(Entries from a dataset of interfaces)
━━━━━━━━━━━━━━━━

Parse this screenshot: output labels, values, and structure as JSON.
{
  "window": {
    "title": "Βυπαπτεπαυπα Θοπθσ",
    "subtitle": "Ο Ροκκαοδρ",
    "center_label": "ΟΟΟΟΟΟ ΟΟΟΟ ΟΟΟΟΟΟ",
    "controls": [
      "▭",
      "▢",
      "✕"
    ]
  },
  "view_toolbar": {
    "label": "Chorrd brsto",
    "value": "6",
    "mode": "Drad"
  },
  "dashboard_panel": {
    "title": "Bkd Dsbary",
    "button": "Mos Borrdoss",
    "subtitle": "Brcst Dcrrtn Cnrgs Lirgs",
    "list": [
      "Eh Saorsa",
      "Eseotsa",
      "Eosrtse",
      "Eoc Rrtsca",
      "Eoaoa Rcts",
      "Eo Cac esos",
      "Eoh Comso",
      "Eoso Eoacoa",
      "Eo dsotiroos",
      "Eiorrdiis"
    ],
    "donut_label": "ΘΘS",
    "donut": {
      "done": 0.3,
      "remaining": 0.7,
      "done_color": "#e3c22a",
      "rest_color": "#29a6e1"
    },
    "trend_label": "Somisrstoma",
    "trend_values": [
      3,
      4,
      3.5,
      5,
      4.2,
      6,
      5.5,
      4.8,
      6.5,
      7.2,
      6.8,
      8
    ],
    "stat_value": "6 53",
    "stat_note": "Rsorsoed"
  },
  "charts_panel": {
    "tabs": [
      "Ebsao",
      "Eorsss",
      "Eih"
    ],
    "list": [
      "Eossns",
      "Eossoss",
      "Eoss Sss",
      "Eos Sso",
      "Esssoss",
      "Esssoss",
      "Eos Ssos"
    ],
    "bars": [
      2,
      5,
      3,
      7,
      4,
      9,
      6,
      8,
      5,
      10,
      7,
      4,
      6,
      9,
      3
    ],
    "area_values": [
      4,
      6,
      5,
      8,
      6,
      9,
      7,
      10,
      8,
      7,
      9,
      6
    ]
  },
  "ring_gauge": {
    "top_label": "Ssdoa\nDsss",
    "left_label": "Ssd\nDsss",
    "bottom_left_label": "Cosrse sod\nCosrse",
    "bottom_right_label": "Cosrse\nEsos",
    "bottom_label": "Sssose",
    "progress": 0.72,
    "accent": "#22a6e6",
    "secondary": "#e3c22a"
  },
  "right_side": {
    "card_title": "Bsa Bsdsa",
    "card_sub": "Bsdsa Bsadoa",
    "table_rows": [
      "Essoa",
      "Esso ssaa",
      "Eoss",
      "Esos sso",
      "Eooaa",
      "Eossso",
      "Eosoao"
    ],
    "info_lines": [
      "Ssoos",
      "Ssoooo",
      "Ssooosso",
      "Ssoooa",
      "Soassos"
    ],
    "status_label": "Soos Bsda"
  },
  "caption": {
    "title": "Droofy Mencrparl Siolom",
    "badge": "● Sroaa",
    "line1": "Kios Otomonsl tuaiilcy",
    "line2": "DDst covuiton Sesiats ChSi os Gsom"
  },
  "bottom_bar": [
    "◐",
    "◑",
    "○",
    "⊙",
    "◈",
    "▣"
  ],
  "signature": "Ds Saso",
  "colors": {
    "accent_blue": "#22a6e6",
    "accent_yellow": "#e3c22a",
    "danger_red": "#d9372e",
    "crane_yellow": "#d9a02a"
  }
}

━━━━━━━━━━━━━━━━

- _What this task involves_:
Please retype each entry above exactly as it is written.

- _Output for this task_:
Parse this screenshot: output labels, values, and structure as JSON.
{
  "window": {
    "title": "Βυπαπτεπαυπα Θοπθσ",
    "subtitle": "Ο Ροκκαοδρ",
    "center_label": "ΟΟΟΟΟΟ ΟΟΟΟ ΟΟΟΟΟΟ",
    "controls": [
      "▭",
      "▢",
      "✕"
    ]
  },
  "view_toolbar": {
    "label": "Chorrd brsto",
    "value": "6",
    "mode": "Drad"
  },
  "dashboard_panel": {
    "title": "Bkd Dsbary",
    "button": "Mos Borrdoss",
    "subtitle": "Brcst Dcrrtn Cnrgs Lirgs",
    "list": [
      "Eh Saorsa",
      "Eseotsa",
      "Eosrtse",
      "Eoc Rrtsca",
      "Eoaoa Rcts",
      "Eo Cac esos",
      "Eoh Comso",
      "Eoso Eoacoa",
      "Eo dsotiroos",
      "Eiorrdiis"
    ],
    "donut_label": "ΘΘS",
    "donut": {
      "done": 0.3,
      "remaining": 0.7,
      "done_color": "#e3c22a",
      "rest_color": "#29a6e1"
    },
    "trend_label": "Somisrstoma",
    "trend_values": [
      3,
      4,
      3.5,
      5,
      4.2,
      6,
      5.5,
      4.8,
      6.5,
      7.2,
      6.8,
      8
    ],
    "stat_value": "6 53",
    "stat_note": "Rsorsoed"
  },
  "charts_panel": {
    "tabs": [
      "Ebsao",
      "Eorsss",
      "Eih"
    ],
    "list": [
      "Eossns",
      "Eossoss",
      "Eoss Sss",
      "Eos Sso",
      "Esssoss",
      "Esssoss",
      "Eos Ssos"
    ],
    "bars": [
      2,
      5,
      3,
      7,
      4,
      9,
      6,
      8,
      5,
      10,
      7,
      4,
      6,
      9,
      3
    ],
    "area_values": [
      4,
      6,
      5,
      8,
      6,
      9,
      7,
      10,
      8,
      7,
      9,
      6
    ]
  },
  "ring_gauge": {
    "top_label": "Ssdoa\nDsss",
    "left_label": "Ssd\nDsss",
    "bottom_left_label": "Cosrse sod\nCosrse",
    "bottom_right_label": "Cosrse\nEsos",
    "bottom_label": "Sssose",
    "progress": 0.72,
    "accent": "#22a6e6",
    "secondary": "#e3c22a"
  },
  "right_side": {
    "card_title": "Bsa Bsdsa",
    "card_sub": "Bsdsa Bsadoa",
    "table_rows": [
      "Essoa",
      "Esso ssaa",
      "Eoss",
      "Esos sso",
      "Eooaa",
      "Eossso",
      "Eosoao"
    ],
    "info_lines": [
      "Ssoos",
      "Ssoooo",
      "Ssooosso",
      "Ssoooa",
      "Soassos"
    ],
    "status_label": "Soos Bsda"
  },
  "caption": {
    "title": "Droofy Mencrparl Siolom",
    "badge": "● Sroaa",
    "line1": "Kios Otomonsl tuaiilcy",
    "line2": "DDst covuiton Sesiats ChSi os Gsom"
  },
  "bottom_bar": [
    "◐",
    "◑",
    "○",
    "⊙",
    "◈",
    "▣"
  ],
  "signature": "Ds Saso",
  "colors": {
    "accent_blue": "#22a6e6",
    "accent_yellow": "#e3c22a",
    "danger_red": "#d9372e",
    "crane_yellow": "#d9a02a"
  }
}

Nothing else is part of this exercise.